▶ TO DO: Check every line of the entries for the string "ellemacphersonofficial" and return the ones that contain it.

-------- DATA PROVIDED --------

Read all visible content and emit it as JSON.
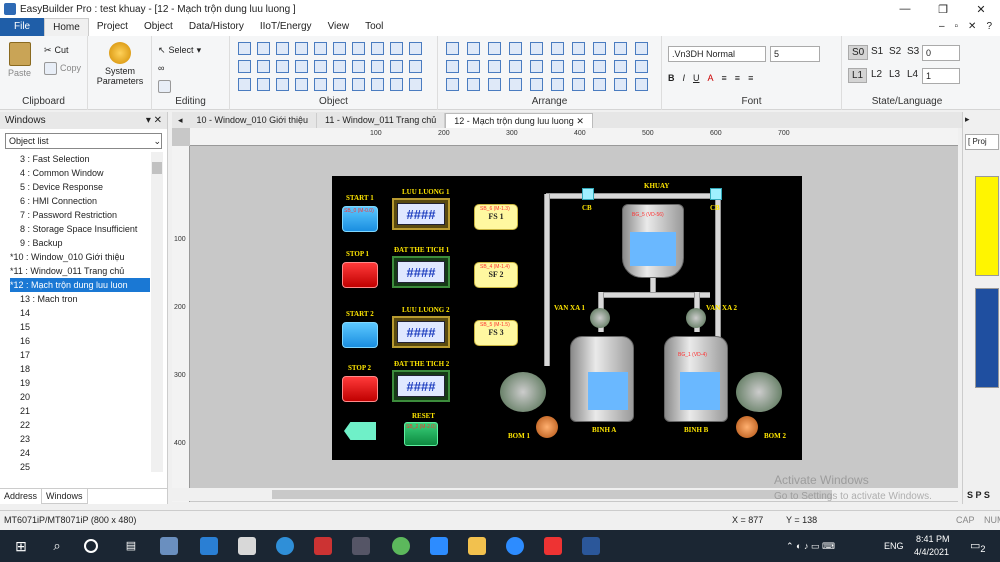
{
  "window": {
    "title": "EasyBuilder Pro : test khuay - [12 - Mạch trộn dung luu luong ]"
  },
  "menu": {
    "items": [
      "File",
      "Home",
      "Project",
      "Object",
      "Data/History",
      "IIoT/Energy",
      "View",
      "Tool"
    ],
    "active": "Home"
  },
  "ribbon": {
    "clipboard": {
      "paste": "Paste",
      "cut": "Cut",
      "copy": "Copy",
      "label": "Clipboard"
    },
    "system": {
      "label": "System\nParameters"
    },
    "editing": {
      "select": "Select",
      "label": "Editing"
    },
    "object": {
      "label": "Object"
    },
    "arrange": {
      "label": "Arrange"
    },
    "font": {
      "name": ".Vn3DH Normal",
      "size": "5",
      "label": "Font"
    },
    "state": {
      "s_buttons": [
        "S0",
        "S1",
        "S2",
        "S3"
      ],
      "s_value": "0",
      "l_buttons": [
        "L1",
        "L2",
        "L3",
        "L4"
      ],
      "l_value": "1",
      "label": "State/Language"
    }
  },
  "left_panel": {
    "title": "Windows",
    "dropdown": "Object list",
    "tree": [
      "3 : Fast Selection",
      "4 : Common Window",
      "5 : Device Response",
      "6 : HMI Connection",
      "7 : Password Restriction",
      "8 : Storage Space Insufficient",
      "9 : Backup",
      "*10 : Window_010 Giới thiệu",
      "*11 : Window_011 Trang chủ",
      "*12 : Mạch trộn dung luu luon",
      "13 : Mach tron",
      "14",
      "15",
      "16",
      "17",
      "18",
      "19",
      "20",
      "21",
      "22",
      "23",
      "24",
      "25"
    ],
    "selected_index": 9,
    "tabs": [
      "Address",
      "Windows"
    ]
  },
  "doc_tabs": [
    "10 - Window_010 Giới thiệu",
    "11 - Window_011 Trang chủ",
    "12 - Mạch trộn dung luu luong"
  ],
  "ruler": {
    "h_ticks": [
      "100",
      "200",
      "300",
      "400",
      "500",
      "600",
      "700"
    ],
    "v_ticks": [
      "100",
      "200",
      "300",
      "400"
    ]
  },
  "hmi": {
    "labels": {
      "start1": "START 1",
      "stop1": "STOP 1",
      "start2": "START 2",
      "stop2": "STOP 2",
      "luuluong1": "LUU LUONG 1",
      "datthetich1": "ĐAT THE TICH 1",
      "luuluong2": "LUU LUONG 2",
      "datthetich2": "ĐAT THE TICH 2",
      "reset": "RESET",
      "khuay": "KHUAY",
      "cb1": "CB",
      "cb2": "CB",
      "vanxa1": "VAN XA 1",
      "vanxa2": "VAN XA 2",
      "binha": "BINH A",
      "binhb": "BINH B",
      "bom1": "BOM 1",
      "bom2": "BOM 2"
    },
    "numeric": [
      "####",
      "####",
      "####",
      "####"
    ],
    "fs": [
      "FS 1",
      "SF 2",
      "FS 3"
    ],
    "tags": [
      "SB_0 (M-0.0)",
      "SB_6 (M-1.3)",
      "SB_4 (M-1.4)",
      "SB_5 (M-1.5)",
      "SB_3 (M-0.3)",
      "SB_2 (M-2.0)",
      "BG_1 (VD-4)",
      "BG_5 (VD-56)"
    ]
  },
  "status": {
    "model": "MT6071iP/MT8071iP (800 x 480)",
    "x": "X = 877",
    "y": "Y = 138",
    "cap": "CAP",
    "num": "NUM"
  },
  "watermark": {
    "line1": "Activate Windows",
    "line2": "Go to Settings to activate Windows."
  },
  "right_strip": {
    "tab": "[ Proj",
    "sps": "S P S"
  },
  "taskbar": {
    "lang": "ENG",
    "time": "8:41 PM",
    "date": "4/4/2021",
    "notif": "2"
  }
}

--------
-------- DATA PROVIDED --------

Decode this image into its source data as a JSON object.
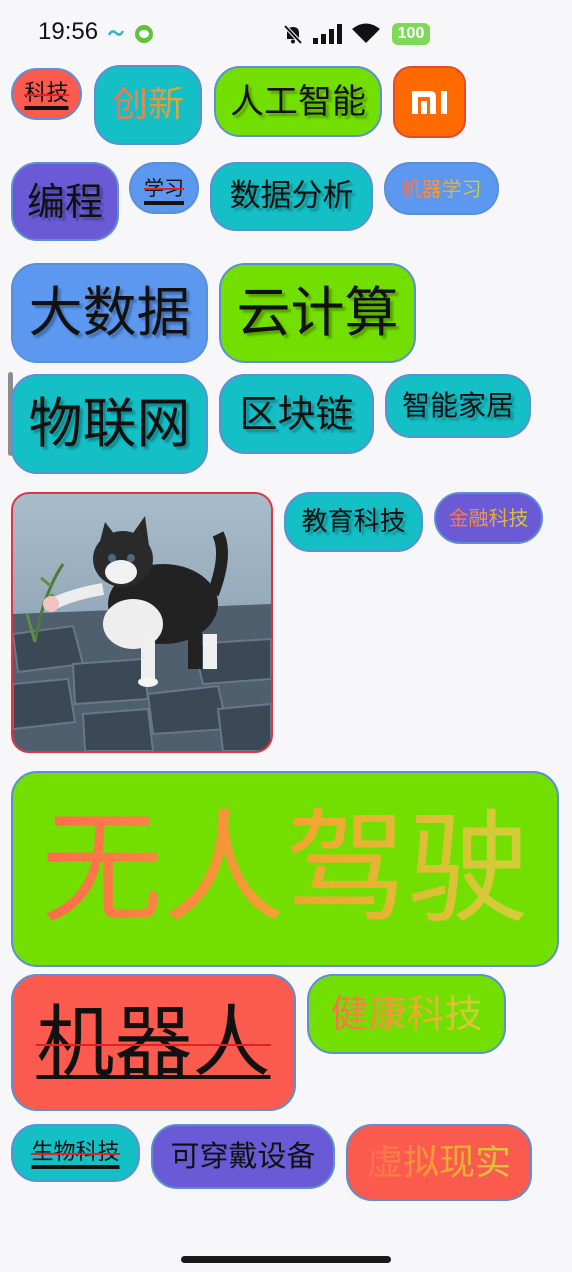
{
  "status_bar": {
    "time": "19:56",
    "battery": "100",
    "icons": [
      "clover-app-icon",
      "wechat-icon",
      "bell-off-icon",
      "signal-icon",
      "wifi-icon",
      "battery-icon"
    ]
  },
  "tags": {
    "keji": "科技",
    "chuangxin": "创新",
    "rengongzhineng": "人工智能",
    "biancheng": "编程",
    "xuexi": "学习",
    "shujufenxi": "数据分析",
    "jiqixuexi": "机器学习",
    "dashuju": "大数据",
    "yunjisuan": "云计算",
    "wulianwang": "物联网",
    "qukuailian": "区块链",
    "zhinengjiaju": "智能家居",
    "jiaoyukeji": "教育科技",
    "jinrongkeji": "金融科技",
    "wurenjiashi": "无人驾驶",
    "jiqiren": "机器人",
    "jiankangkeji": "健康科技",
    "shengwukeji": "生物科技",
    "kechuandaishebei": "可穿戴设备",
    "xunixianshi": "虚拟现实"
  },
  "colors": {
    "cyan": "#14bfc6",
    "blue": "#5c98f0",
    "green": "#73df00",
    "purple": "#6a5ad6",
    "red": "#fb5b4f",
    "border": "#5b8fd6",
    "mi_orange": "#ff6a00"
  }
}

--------
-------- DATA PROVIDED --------

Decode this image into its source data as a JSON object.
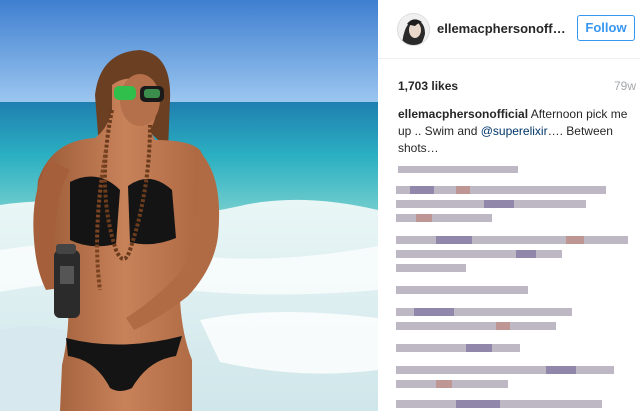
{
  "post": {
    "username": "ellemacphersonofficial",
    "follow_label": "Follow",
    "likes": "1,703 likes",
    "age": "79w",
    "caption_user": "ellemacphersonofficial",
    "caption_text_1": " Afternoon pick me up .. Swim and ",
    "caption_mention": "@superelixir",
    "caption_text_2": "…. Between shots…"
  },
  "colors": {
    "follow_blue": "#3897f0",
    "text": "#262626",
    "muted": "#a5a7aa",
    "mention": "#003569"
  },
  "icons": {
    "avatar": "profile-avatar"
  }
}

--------

▶ YOUR SOLUTION:
    "username": "ellemacphersonofficial",
    "caption_user": "ellemacphersonofficial",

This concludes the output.